Work instructions
The records below are to be returned exactly as written, minus their pictures.
*** Given records Section Begins ***
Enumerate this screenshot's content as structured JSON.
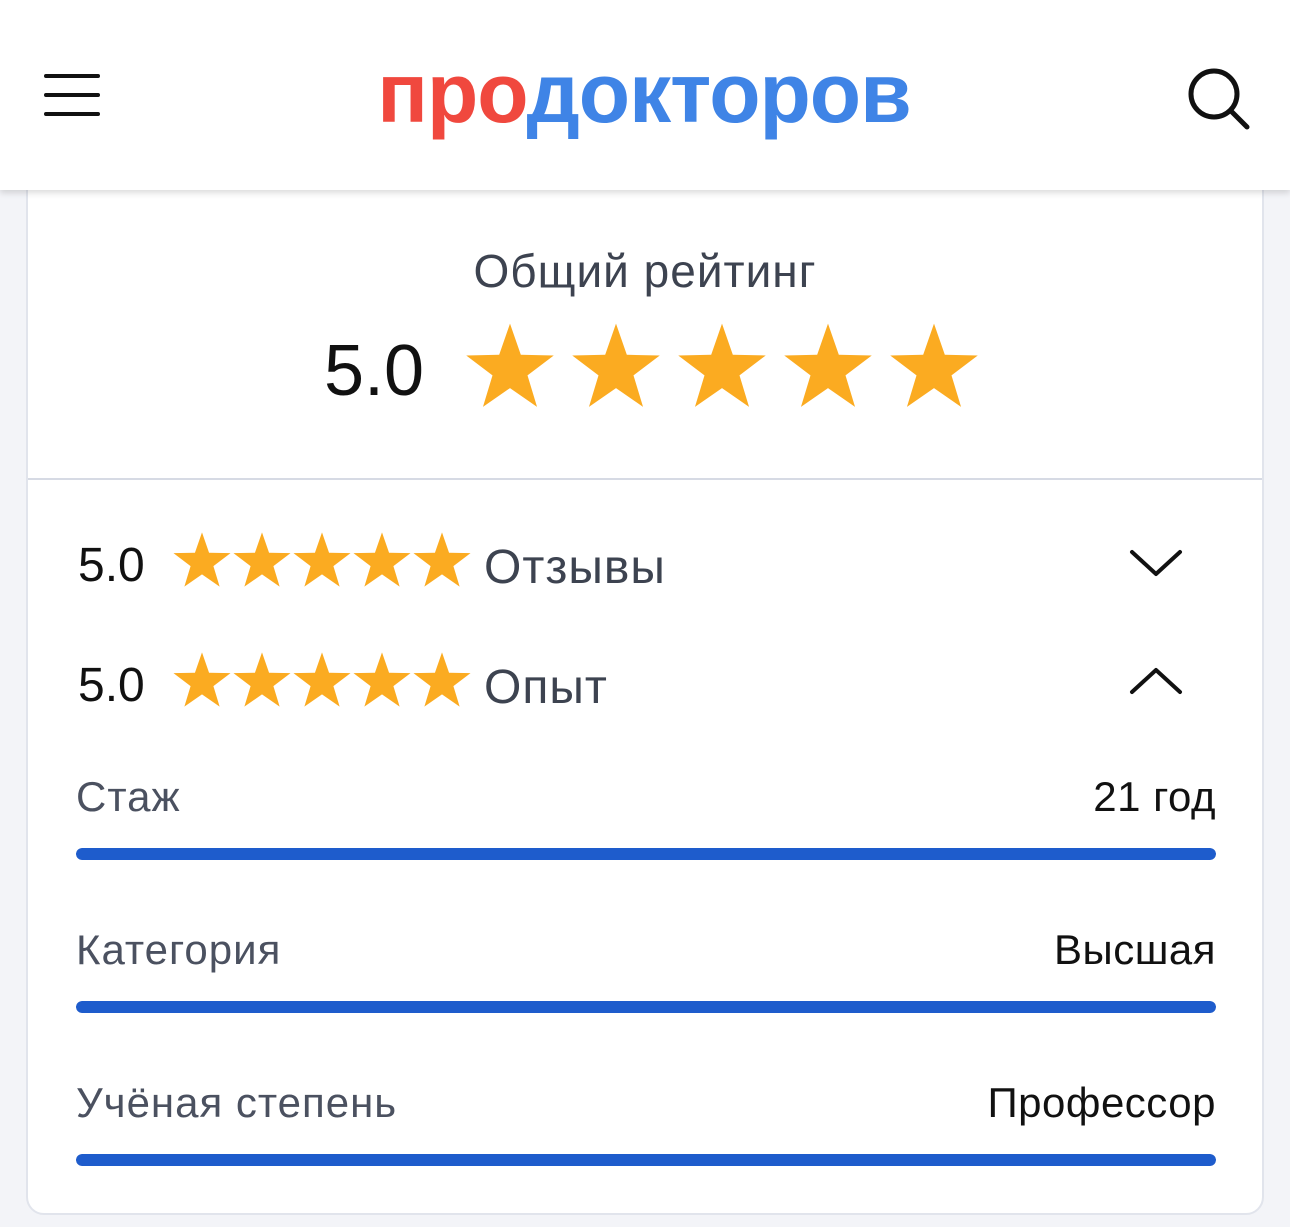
{
  "header": {
    "logo_part1": "про",
    "logo_part2": "докторов",
    "menu_icon": "hamburger-icon",
    "search_icon": "search-icon"
  },
  "colors": {
    "logo_red": "#f0483e",
    "logo_blue": "#3f84e6",
    "star": "#fbab21",
    "bar": "#1e5ccc"
  },
  "overall": {
    "title": "Общий рейтинг",
    "score": "5.0",
    "stars": 5
  },
  "ratings": [
    {
      "score": "5.0",
      "label": "Отзывы",
      "stars": 5,
      "expanded": false
    },
    {
      "score": "5.0",
      "label": "Опыт",
      "stars": 5,
      "expanded": true
    }
  ],
  "metrics": [
    {
      "label": "Стаж",
      "value": "21 год",
      "fill": 1.0
    },
    {
      "label": "Категория",
      "value": "Высшая",
      "fill": 1.0
    },
    {
      "label": "Учёная степень",
      "value": "Профессор",
      "fill": 1.0
    }
  ]
}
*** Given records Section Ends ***
Finished task
Enumerate this screenshot's content as structured JSON.
{
  "header": {
    "logo_part1": "про",
    "logo_part2": "докторов",
    "menu_icon": "hamburger-icon",
    "search_icon": "search-icon"
  },
  "colors": {
    "logo_red": "#f0483e",
    "logo_blue": "#3f84e6",
    "star": "#fbab21",
    "bar": "#1e5ccc"
  },
  "overall": {
    "title": "Общий рейтинг",
    "score": "5.0",
    "stars": 5
  },
  "ratings": [
    {
      "score": "5.0",
      "label": "Отзывы",
      "stars": 5,
      "expanded": false
    },
    {
      "score": "5.0",
      "label": "Опыт",
      "stars": 5,
      "expanded": true
    }
  ],
  "metrics": [
    {
      "label": "Стаж",
      "value": "21 год",
      "fill": 1.0
    },
    {
      "label": "Категория",
      "value": "Высшая",
      "fill": 1.0
    },
    {
      "label": "Учёная степень",
      "value": "Профессор",
      "fill": 1.0
    }
  ]
}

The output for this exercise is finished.